I can't tell you more, but read the book, and the piece in the last September's Reader's Digest and you"ll know who I really am" (Griffin, 37). In the book Black Like Me by John Howard Griffin, he tells about his experience as a white man that changes his pigmentation of his skin the be a Negro in the South. John Griffin is a journalist and wants to see how life is different as a black man and how everyone reacts when they see a black man. As Griffin explains, "I decided not to change my name or identity. I would merely change my pigmentation and allow people to draw their own conclusions" (10). John stays as a black man for 6 weeks and when his assignment is over he scrubs his skin back to white. When John goes back home to Texas he gets a lot of hate mail saying that he disowned the white group. Some people wanted to kill John because they didn't believe in what John did and didn't like his choice. John's children and his wife had to move to Mexico because their family was in danger, but John stayed to finish writing his assignment. A lot of whites disown John from the "white race." This is a major example of racism in the South.

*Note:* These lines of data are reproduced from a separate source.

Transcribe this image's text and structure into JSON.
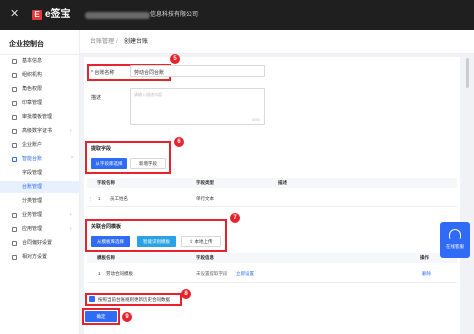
{
  "topbar": {
    "close_glyph": "✕",
    "logo_glyph": "E",
    "brand": "e签宝",
    "company": "信息科技有限公司"
  },
  "sidebar": {
    "title": "企业控制台",
    "items": [
      {
        "label": "基本信息",
        "arrow": ""
      },
      {
        "label": "组织机构",
        "arrow": ""
      },
      {
        "label": "角色权限",
        "arrow": ""
      },
      {
        "label": "印章管理",
        "arrow": ""
      },
      {
        "label": "审批模板管理",
        "arrow": ""
      },
      {
        "label": "高级数字证书",
        "arrow": "›"
      },
      {
        "label": "企业账户",
        "arrow": ""
      },
      {
        "label": "智能台账",
        "arrow": "⌃"
      }
    ],
    "sub_items": [
      "字段管理",
      "台账管理",
      "分类管理"
    ],
    "items_after": [
      {
        "label": "业务管理",
        "arrow": "›"
      },
      {
        "label": "应用管理",
        "arrow": "›"
      },
      {
        "label": "合同偏好设置",
        "arrow": ""
      },
      {
        "label": "相对方设置",
        "arrow": ""
      }
    ]
  },
  "breadcrumb": {
    "parent": "台账管理",
    "separator": "/",
    "current": "创建台账"
  },
  "form": {
    "name_label": "* 台账名称",
    "name_value": "劳动合同台账",
    "desc_label": "描述",
    "desc_placeholder": "请输入描述内容",
    "desc_counter": "0/50"
  },
  "fields_section": {
    "title": "提取字段",
    "btn_select": "从字段库选择",
    "btn_add": "新增字段",
    "headers": [
      "字段名称",
      "字段类型",
      "描述"
    ],
    "rows": [
      {
        "handle": "⋮",
        "index": "1",
        "name": "员工姓名",
        "type": "单行文本",
        "desc": ""
      }
    ]
  },
  "template_section": {
    "title": "关联合同模板",
    "btn_select": "从模板库选择",
    "btn_ai": "智能识别模板",
    "btn_upload": "本地上传",
    "upload_icon": "⇪",
    "headers": [
      "模板名称",
      "字段信息",
      "操作"
    ],
    "rows": [
      {
        "index": "1",
        "name": "劳动合同模板",
        "status": "未设置提取字段",
        "link": "立即设置",
        "action": "删除"
      }
    ]
  },
  "checkbox": {
    "label": "按照当前台账规则更新历史合同数据",
    "checked": true
  },
  "submit_label": "确定",
  "badges": [
    "5",
    "6",
    "7",
    "8",
    "9"
  ],
  "float_button": {
    "label": "在线客服"
  },
  "colors": {
    "topbar": "#1f1f1f",
    "primary": "#2f6bf5",
    "highlight": "#e8232d",
    "brand_logo": "#e4393c"
  }
}
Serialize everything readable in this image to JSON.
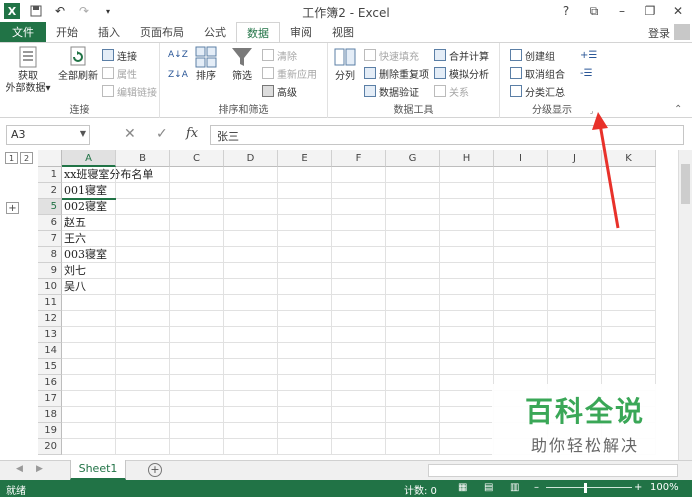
{
  "window": {
    "title": "工作簿2 - Excel",
    "logo": "X",
    "buttons": [
      "?",
      "⧉",
      "–",
      "❐",
      "✕"
    ]
  },
  "tabs": [
    "文件",
    "开始",
    "插入",
    "页面布局",
    "公式",
    "数据",
    "审阅",
    "视图"
  ],
  "active_tab": "数据",
  "login": "登录",
  "ribbon": {
    "get_external": "获取\n外部数据",
    "refresh_all": "全部刷新",
    "connections": "连接",
    "properties": "属性",
    "edit_links": "编辑链接",
    "group_connections": "连接",
    "sort": "排序",
    "filter": "筛选",
    "clear": "清除",
    "reapply": "重新应用",
    "advanced": "高级",
    "group_sort_filter": "排序和筛选",
    "text_to_columns": "分列",
    "flash_fill": "快速填充",
    "remove_dup": "删除重复项",
    "data_validation": "数据验证",
    "consolidate": "合并计算",
    "what_if": "模拟分析",
    "relationships": "关系",
    "group_data_tools": "数据工具",
    "group": "创建组",
    "ungroup": "取消组合",
    "subtotal": "分类汇总",
    "group_outline": "分级显示"
  },
  "formula_bar": {
    "name_box": "A3",
    "content": "张三"
  },
  "columns": [
    "A",
    "B",
    "C",
    "D",
    "E",
    "F",
    "G",
    "H",
    "I",
    "J",
    "K"
  ],
  "rows": [
    {
      "num": "1",
      "a": "xx班寝室分布名单"
    },
    {
      "num": "2",
      "a": "001寝室"
    },
    {
      "num": "5",
      "a": "002寝室"
    },
    {
      "num": "6",
      "a": "赵五"
    },
    {
      "num": "7",
      "a": "王六"
    },
    {
      "num": "8",
      "a": "003寝室"
    },
    {
      "num": "9",
      "a": "刘七"
    },
    {
      "num": "10",
      "a": "吴八"
    },
    {
      "num": "11",
      "a": ""
    },
    {
      "num": "12",
      "a": ""
    },
    {
      "num": "13",
      "a": ""
    },
    {
      "num": "14",
      "a": ""
    },
    {
      "num": "15",
      "a": ""
    },
    {
      "num": "16",
      "a": ""
    },
    {
      "num": "17",
      "a": ""
    },
    {
      "num": "18",
      "a": ""
    },
    {
      "num": "19",
      "a": ""
    },
    {
      "num": "20",
      "a": ""
    }
  ],
  "outline": {
    "level1": "1",
    "level2": "2",
    "expand": "+"
  },
  "sheet_tab": "Sheet1",
  "status": {
    "ready": "就绪",
    "count": "计数: 0",
    "zoom": "100%"
  },
  "watermark": {
    "main": "百科全说",
    "sub": "助你轻松解决"
  },
  "colors": {
    "excel_green": "#217346",
    "arrow_red": "#e8312a"
  }
}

Racism has always existed. Back in the 1800's and 1900's, racism was at its ultimate high. In the 1850's and early 1900's, blacks were used as slaves, and would have to work on the farms, and work around the house for the whites. In 1954, there was a trial called the Brown vs. Board of Education. It made all of the schools that were segregated, desegregate. What happened was that all of the schools did desegregate except for the schools in the South, the heart of racism. In 1955, Rosa Parks, a black woman, stood up for her rights and sat in the white section of the bus and wouldn't get up. Martin Luther King ran a boycott for segregated busses to desegregate. The way he ran the boycott was that the blacks never rode the bus until the bus lines would desegregate.